Amazon cut Parler’s web hosting service on January 10, days after a Trump-instigated mob stormed the U.S. Capitol, claiming that “Parler cannot meet our terms of service and poses a very real risk to public safety. Talking sued Amazon in response, but a federal judge refused Parler’s request for a preliminary injunction that would have forced Amazon to restore its services.
Now Parler uses the hosting services of a company called SkySilk. Parler said his site was only available this week to users who already had accounts. New users, on the other hand, will be able to sign up next week. While existing users can now log into Talk, their old messages have been deleted from the site, TechCrunch reported.
“When Speak was taken offline in January by those who wanted to silence tens of millions of Americans, our team came together, determined to deliver on our promise to our deeply engaged community to come back stronger than ever. We are delighted to welcome everyone. Parler’s interim CEO Mark Meckler said in the announcement. “Parler is led by an experienced team and is here to stay. We will thrive as the premier social media platform dedicated to free speech, privacy and civil dialogue.” (Meckler, who co-founded the Tea Party Patriots in 2009, replaced recently fired CEO John Matze heads Parler.)

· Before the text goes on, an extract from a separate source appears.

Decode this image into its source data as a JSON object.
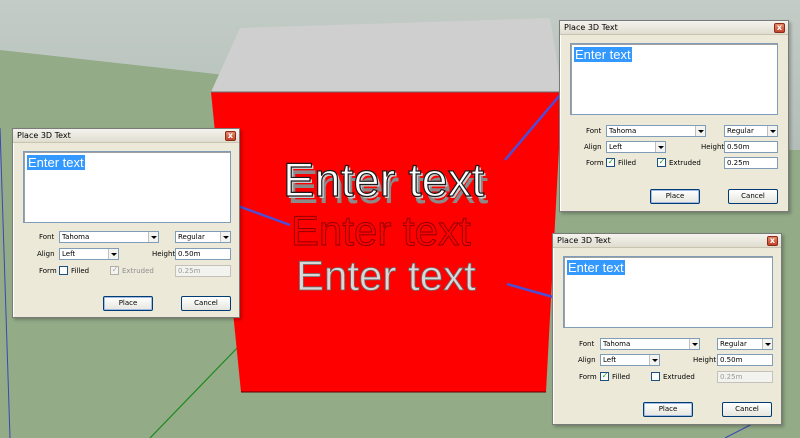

Amazon said in a filing in court that he interrupted Parler because of his “obvious reluctance and inability to remove from servers Amazon Web Services content that threatens public safety, for example by inciting and planning rape, torture and murder public officials and individuals. “
In the new Talking Today posts, the official Talking account read: “We will not be canceled”, while Meckler wrote: “Talking is live and it feels good!”
Parler’s traffic goes through a data center in Ohio managed by CloudRoute, and from there to a SkySilk data center in Los Angeles, where SkySilk exchanges Internet traffic with NTT. This is confirmed by trace routes from dozens of major cities spread across the Americas, Europe and Asia. We contacted NTT today and will update this article if we get a response.
CloudRoute and SkySilk appear to be connected in one way or another and may ultimately be part of the same company. CloudRoute CEO Andre Temnorod has denied or played down any connection, story The New York Times that “SkySilk is our customer and Parler is SkySilk’s customer.” However, Whois Information lists Temnorod emails and other CloudRoute email addresses as contacts for SkySilk. SkySilk CEO Kevin Matossian “confirmed to NPR that the company provides web hosting services to Parler,” according to NPR reporter Bobby Allyn.
CloudRoute is described by Scamalytics as a “potentially high risk of fraud” ISP, with approximately 56 percent of traffic originating from the “suspected potentially fraudulent” ISP. We contacted CloudRoute and SkySilk today and will update this article if we get a response.
CloudRoute is billed as a Microsoft partner, but that doesn’t necessarily mean that Parler.com content is hosted on Microsoft’s cloud services. Talking has been a Microsoft Office 365 user for email and Microsoft employees would have debated last month whether to stop providing service to Parler. We contacted Microsoft today and will update this article if we get a response.
Parler.com last month moved his domain to Epik, a domain registrar who also provides services to Given, which is known for hosting antisemitic content. Talking at one point last month was using the services of the Russian company DDoS-Guard, but that is apparently no longer the case.